We’re not entirely convinced about this but a new survey, Digital Living Index, from PR group Ketchum of 6000 consumers in six countries purports to show that we want simpler, not technologically groovier, digital devices like smartphones and tablets.
According to Ketchum digital boss Esty Pujadas “simplification is the elephant in the living room” in matters technological. Here’s Esty and her colleague Emma Gilding, a cultural anthropologist no less, explaining how it works (or doesn’t).
Why aren’t we convinced? People these days will use an iPad to find out what day it is or see what their weather’s like (rather than looking out the window).
Other findings in the survey include:
76 per cent are not very satisfied with technology’s ability to make their life simple (as above).
Tablets and computers get more “love” (42 per cent) than other products
China loves smartphones the most (44 per cent), France the least (24 per cent)
Men (37 per cent) are more likely than women (33 per cent) to love smartphones
A brand that shares their values is important to one in five 18-34-year-olds, vs. only 12 per cent of those over 50
Love for home appliances increases with age
And there’s much more here.
On the subject of anthropology in these matters, AP reports that orangutans at Miami’s Jungle Park are rather keen on iPads, the younger ones anyway (natch). Although they do eat them so there’s a poser for Apple.
Well there you go. Maybe anthropologist Emma should get herself down to Miami for the next survey.

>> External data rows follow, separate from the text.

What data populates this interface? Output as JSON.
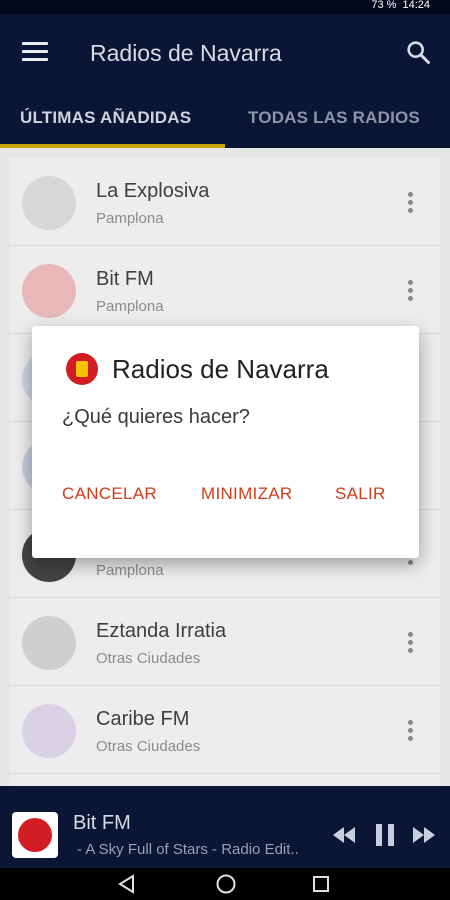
{
  "status_bar": {
    "battery_percent": "73 %",
    "time": "14:24"
  },
  "app_bar": {
    "title": "Radios de Navarra",
    "menu_icon": "menu-icon",
    "search_icon": "search-icon"
  },
  "tabs": [
    {
      "label": "ÚLTIMAS AÑADIDAS",
      "selected": true
    },
    {
      "label": "TODAS LAS RADIOS",
      "selected": false
    }
  ],
  "list": [
    {
      "name": "La Explosiva",
      "city": "Pamplona"
    },
    {
      "name": "Bit FM",
      "city": "Pamplona"
    },
    {
      "name": "",
      "city": ""
    },
    {
      "name": "",
      "city": ""
    },
    {
      "name": "",
      "city": "Pamplona"
    },
    {
      "name": "Eztanda Irratia",
      "city": "Otras Ciudades"
    },
    {
      "name": "Caribe FM",
      "city": "Otras Ciudades"
    }
  ],
  "dialog": {
    "title": "Radios de Navarra",
    "message": "¿Qué quieres hacer?",
    "buttons": {
      "cancel": "CANCELAR",
      "minimize": "MINIMIZAR",
      "exit": "SALIR"
    }
  },
  "player": {
    "title": "Bit FM",
    "subtitle": "- A Sky Full of Stars - Radio Edit..",
    "controls": [
      "previous-icon",
      "pause-icon",
      "next-icon"
    ]
  },
  "colors": {
    "appbar": "#0b1535",
    "tab_indicator": "#c7a40a",
    "dialog_button": "#d23c1a"
  }
}
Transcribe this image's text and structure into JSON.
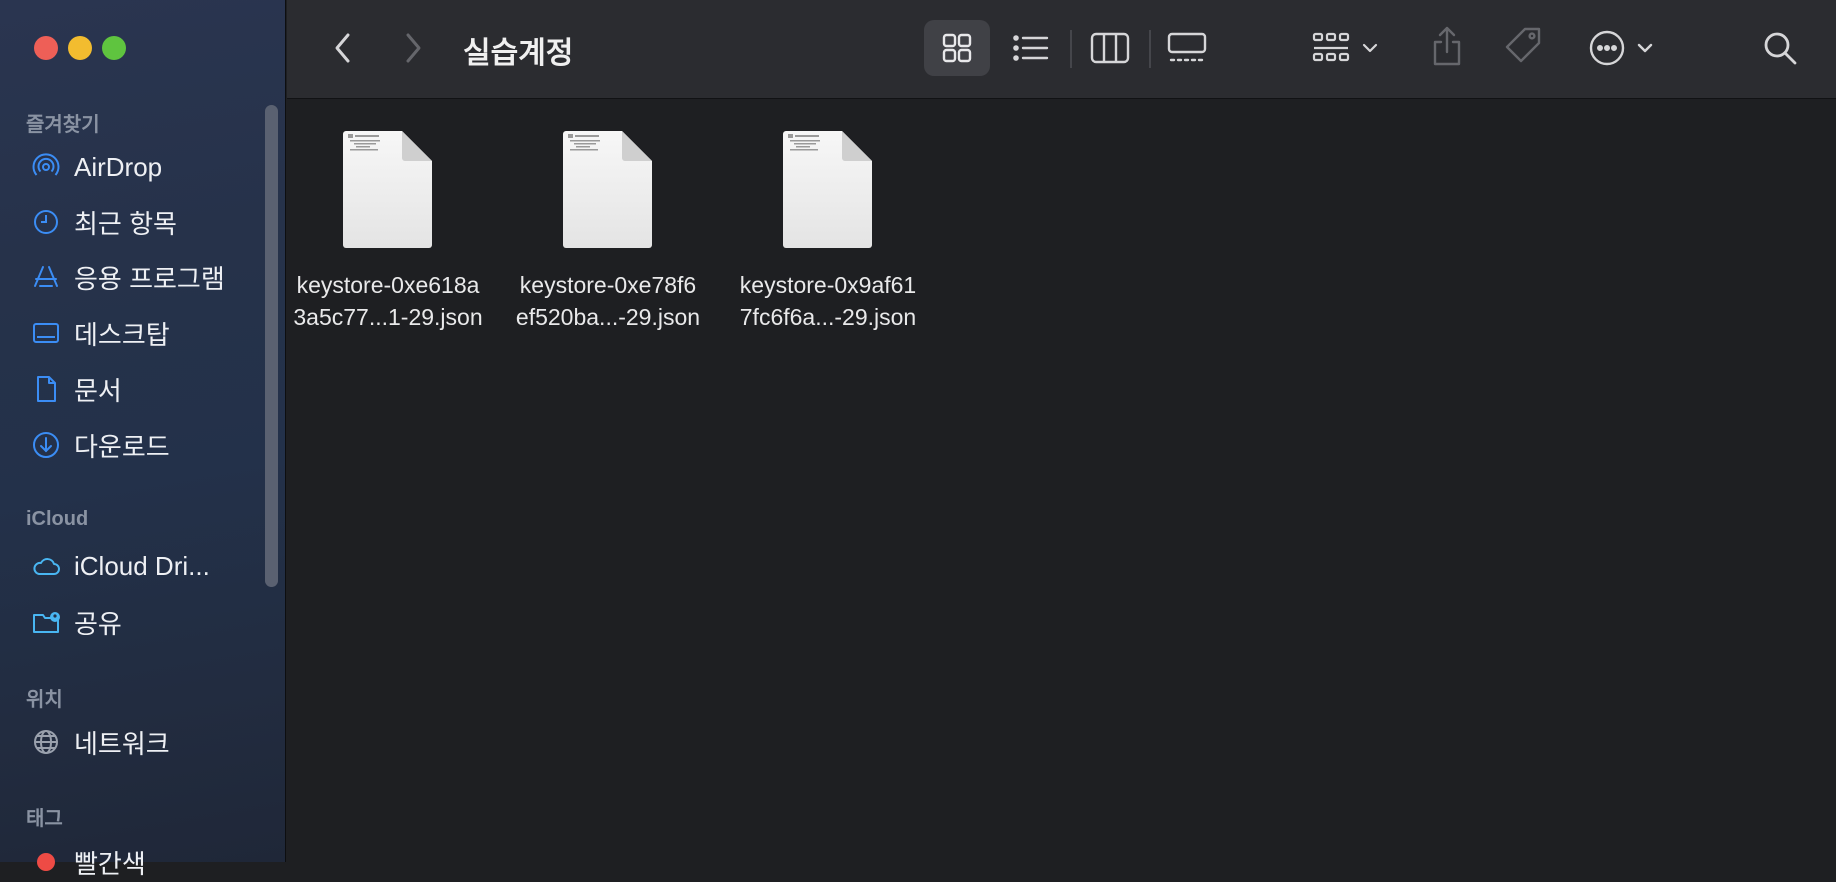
{
  "window": {
    "title": "실습계정"
  },
  "sidebar": {
    "sections": [
      {
        "heading": "즐겨찾기",
        "items": [
          {
            "label": "AirDrop",
            "icon": "airdrop-icon"
          },
          {
            "label": "최근 항목",
            "icon": "clock-icon"
          },
          {
            "label": "응용 프로그램",
            "icon": "applications-icon"
          },
          {
            "label": "데스크탑",
            "icon": "desktop-icon"
          },
          {
            "label": "문서",
            "icon": "document-icon"
          },
          {
            "label": "다운로드",
            "icon": "download-icon"
          }
        ]
      },
      {
        "heading": "iCloud",
        "items": [
          {
            "label": "iCloud Dri...",
            "icon": "icloud-icon"
          },
          {
            "label": "공유",
            "icon": "shared-folder-icon"
          }
        ]
      },
      {
        "heading": "위치",
        "items": [
          {
            "label": "네트워크",
            "icon": "network-globe-icon"
          }
        ]
      },
      {
        "heading": "태그",
        "items": [
          {
            "label": "빨간색",
            "icon": "red-tag-dot-icon"
          }
        ]
      }
    ]
  },
  "colors": {
    "accent": "#3b8df5",
    "tag_red": "#ee4b45"
  },
  "files": [
    {
      "name_line1": "keystore-0xe618a",
      "name_line2": "3a5c77...1-29.json"
    },
    {
      "name_line1": "keystore-0xe78f6",
      "name_line2": "ef520ba...-29.json"
    },
    {
      "name_line1": "keystore-0x9af61",
      "name_line2": "7fc6f6a...-29.json"
    }
  ]
}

As we’re wandering a bit here, why can’t maker-of-all-this-wonderful-stuff Apple supply its kit with anti-glare screens? Can’t be that difficult.